**Input for this task:**

■ ■ ■ ■

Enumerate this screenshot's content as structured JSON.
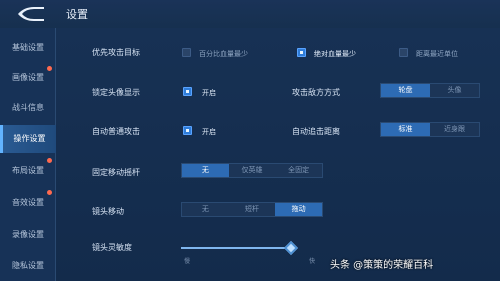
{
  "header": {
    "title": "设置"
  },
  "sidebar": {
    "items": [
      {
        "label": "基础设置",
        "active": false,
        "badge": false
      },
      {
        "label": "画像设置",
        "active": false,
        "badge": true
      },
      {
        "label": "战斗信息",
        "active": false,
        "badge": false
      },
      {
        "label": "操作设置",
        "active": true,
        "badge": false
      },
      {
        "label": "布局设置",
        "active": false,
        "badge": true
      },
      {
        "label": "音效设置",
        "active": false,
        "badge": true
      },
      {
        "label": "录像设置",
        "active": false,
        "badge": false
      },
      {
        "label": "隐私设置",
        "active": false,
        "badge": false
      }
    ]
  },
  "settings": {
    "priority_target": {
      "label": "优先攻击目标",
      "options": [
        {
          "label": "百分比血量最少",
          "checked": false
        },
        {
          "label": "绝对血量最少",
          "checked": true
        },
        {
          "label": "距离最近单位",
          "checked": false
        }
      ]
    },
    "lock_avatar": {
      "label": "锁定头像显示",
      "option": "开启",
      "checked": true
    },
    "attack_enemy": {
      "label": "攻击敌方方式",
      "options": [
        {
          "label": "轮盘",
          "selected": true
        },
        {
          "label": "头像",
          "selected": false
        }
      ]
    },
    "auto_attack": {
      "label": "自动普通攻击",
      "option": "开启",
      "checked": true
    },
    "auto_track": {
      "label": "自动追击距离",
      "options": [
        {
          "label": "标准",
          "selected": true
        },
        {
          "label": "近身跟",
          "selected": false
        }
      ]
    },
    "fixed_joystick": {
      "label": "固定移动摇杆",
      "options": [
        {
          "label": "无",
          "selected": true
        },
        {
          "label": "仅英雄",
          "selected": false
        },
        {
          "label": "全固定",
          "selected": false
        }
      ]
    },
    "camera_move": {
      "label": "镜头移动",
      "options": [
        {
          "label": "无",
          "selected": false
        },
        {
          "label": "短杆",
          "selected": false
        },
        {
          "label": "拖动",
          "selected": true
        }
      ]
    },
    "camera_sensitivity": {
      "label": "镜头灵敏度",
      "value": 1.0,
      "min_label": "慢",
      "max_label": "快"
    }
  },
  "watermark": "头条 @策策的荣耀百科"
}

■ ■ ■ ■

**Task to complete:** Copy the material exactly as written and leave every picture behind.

**Output:**
Enumerate this screenshot's content as structured JSON.
{
  "header": {
    "title": "设置"
  },
  "sidebar": {
    "items": [
      {
        "label": "基础设置",
        "active": false,
        "badge": false
      },
      {
        "label": "画像设置",
        "active": false,
        "badge": true
      },
      {
        "label": "战斗信息",
        "active": false,
        "badge": false
      },
      {
        "label": "操作设置",
        "active": true,
        "badge": false
      },
      {
        "label": "布局设置",
        "active": false,
        "badge": true
      },
      {
        "label": "音效设置",
        "active": false,
        "badge": true
      },
      {
        "label": "录像设置",
        "active": false,
        "badge": false
      },
      {
        "label": "隐私设置",
        "active": false,
        "badge": false
      }
    ]
  },
  "settings": {
    "priority_target": {
      "label": "优先攻击目标",
      "options": [
        {
          "label": "百分比血量最少",
          "checked": false
        },
        {
          "label": "绝对血量最少",
          "checked": true
        },
        {
          "label": "距离最近单位",
          "checked": false
        }
      ]
    },
    "lock_avatar": {
      "label": "锁定头像显示",
      "option": "开启",
      "checked": true
    },
    "attack_enemy": {
      "label": "攻击敌方方式",
      "options": [
        {
          "label": "轮盘",
          "selected": true
        },
        {
          "label": "头像",
          "selected": false
        }
      ]
    },
    "auto_attack": {
      "label": "自动普通攻击",
      "option": "开启",
      "checked": true
    },
    "auto_track": {
      "label": "自动追击距离",
      "options": [
        {
          "label": "标准",
          "selected": true
        },
        {
          "label": "近身跟",
          "selected": false
        }
      ]
    },
    "fixed_joystick": {
      "label": "固定移动摇杆",
      "options": [
        {
          "label": "无",
          "selected": true
        },
        {
          "label": "仅英雄",
          "selected": false
        },
        {
          "label": "全固定",
          "selected": false
        }
      ]
    },
    "camera_move": {
      "label": "镜头移动",
      "options": [
        {
          "label": "无",
          "selected": false
        },
        {
          "label": "短杆",
          "selected": false
        },
        {
          "label": "拖动",
          "selected": true
        }
      ]
    },
    "camera_sensitivity": {
      "label": "镜头灵敏度",
      "value": 1.0,
      "min_label": "慢",
      "max_label": "快"
    }
  },
  "watermark": "头条 @策策的荣耀百科"
}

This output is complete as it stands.